  6. I realize this is an old post, but I have a Skyriter and I like it very very much. In fact, I like to love all my Smith Coronas - Silent Super, Silent, Clipper & Skyriter. Skyriter has a few limitation because of size but they are minor (like the paper bail is straight-up without an option for suspending it as you insert the paper. Not a big deal though, right?) The type itself is beautiful and it has the characteristic zippy SC action. If I were to choose a favorite, it might be the Clipper, but I don't want to choose a favorite. I love them all. (And, by the way, I found your blog when searching on info regarding the Olympia Splendid 66 - I am enjoying it the least of my machines. The action is far too demanding for my weak self.)

  7. I have a 1959 Skyriter (3rd owner). It takes a bit of getting used to the flat keyboard, but it is a quick machine and fairly quiet. My main machine is a 1971 Olympia SM9-dead reliable. My Olympia Traveller de Luxe and my N.O.S. 1966 Olympia Splendid 33 have the same chunky action (the patent for the Olympia SF design was intended to speed up the slug speed upon striking the ribbon/paper/platen). I think they overcomplicated the mechanism to achieve this. The flat Olympias type fine, if you have a sharp, quick fingerstroke, but it's quite different feeling than the "quick pivot" motion of the Skyriter or the Hermes Rocket/Baby.

  8. @ Ricky Garni, I had a Splendid 99 at one stage and didn't like it at all.
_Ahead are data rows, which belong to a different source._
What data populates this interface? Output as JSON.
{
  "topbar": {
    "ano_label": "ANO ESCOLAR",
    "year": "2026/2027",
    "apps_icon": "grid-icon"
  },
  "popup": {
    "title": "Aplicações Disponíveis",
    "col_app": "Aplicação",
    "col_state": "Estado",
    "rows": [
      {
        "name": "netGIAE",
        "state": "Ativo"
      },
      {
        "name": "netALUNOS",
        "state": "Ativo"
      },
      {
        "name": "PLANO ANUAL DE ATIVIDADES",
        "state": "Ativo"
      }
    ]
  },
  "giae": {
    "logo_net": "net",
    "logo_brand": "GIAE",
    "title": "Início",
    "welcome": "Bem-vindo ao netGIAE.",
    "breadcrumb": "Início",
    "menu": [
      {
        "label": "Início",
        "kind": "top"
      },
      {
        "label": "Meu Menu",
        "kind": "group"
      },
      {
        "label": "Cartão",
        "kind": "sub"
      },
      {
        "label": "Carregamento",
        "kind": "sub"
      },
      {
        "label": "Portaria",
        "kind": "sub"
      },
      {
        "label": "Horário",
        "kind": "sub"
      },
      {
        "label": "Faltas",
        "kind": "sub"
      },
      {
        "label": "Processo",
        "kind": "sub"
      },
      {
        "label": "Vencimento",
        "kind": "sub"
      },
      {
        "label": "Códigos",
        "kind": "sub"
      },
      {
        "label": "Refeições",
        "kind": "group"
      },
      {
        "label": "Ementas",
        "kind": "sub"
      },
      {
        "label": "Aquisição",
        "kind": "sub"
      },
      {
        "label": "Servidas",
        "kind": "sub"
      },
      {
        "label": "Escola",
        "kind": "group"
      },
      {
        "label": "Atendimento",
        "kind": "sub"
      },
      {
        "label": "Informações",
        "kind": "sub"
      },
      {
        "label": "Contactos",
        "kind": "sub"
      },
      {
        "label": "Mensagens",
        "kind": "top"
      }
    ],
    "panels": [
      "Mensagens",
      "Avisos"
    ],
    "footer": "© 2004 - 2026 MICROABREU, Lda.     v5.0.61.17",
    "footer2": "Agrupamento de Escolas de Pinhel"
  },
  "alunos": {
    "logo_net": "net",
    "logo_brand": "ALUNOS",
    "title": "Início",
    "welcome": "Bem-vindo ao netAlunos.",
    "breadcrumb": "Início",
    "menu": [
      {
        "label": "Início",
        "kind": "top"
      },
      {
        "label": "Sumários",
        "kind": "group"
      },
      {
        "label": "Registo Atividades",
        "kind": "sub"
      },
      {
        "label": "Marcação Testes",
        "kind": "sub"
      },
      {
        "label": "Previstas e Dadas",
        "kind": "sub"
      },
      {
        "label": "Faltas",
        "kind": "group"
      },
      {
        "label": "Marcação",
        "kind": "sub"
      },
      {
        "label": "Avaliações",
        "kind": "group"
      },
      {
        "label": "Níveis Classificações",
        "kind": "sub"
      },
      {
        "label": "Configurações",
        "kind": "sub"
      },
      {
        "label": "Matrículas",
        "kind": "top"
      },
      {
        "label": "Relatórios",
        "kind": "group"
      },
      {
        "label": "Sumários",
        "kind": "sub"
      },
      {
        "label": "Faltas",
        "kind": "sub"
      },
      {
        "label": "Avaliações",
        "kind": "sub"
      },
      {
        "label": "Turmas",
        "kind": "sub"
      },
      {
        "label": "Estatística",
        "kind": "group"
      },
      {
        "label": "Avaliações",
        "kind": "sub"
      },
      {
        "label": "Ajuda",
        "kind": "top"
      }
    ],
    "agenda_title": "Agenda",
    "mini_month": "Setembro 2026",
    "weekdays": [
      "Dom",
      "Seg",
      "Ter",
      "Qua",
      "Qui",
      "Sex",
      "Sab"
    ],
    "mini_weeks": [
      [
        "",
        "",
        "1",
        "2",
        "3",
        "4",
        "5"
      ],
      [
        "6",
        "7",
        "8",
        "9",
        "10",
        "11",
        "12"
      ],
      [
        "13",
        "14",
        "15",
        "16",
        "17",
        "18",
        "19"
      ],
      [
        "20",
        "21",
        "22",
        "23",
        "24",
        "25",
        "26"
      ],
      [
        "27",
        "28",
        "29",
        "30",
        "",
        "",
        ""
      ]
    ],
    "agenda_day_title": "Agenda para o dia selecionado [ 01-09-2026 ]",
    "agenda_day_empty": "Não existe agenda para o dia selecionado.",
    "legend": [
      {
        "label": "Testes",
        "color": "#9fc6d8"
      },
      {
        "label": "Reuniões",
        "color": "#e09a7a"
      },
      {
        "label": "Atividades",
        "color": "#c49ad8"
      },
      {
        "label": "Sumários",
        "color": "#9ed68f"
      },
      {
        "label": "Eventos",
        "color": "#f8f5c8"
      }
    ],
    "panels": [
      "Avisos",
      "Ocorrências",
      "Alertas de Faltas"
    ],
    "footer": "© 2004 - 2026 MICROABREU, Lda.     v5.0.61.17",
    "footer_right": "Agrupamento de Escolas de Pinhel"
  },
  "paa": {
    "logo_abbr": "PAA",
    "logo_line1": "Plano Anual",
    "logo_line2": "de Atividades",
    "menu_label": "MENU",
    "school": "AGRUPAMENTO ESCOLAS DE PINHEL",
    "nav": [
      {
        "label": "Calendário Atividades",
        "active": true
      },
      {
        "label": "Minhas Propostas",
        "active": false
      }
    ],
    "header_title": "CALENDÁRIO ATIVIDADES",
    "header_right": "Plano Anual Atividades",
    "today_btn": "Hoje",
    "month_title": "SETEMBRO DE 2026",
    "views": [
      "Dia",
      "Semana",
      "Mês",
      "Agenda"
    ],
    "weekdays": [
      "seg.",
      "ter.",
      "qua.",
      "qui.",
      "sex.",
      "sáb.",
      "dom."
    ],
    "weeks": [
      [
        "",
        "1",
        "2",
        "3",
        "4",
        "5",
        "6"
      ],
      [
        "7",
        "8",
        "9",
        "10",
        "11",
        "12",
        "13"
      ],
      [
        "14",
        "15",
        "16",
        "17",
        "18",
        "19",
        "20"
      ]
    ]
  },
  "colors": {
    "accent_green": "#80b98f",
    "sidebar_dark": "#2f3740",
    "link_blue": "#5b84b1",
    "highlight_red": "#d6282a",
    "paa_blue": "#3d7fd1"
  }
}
Looked great, but felt rough in the typing action. I have since bought a SF model and it types a little better, but not as smoothly as Skyriters.

    @ Penhurion, I ended up getting rid of the Skyriter due to the short carriag return lever (early model) and I replaced it with a Sears-branded S-C Tower Chieftain III, with the longer return lever. It's a very snappy typewriter and it gets the most use out of all my ultra-portables.
    Regarding SM9s, I have a late 1966 model and I think it was barely used by whomever owned it before me. Pristine condition, even the draw-band is still crisp white in colour. Works like a charm. An absolute favourite to use.

    Thanks to you both for stopping by!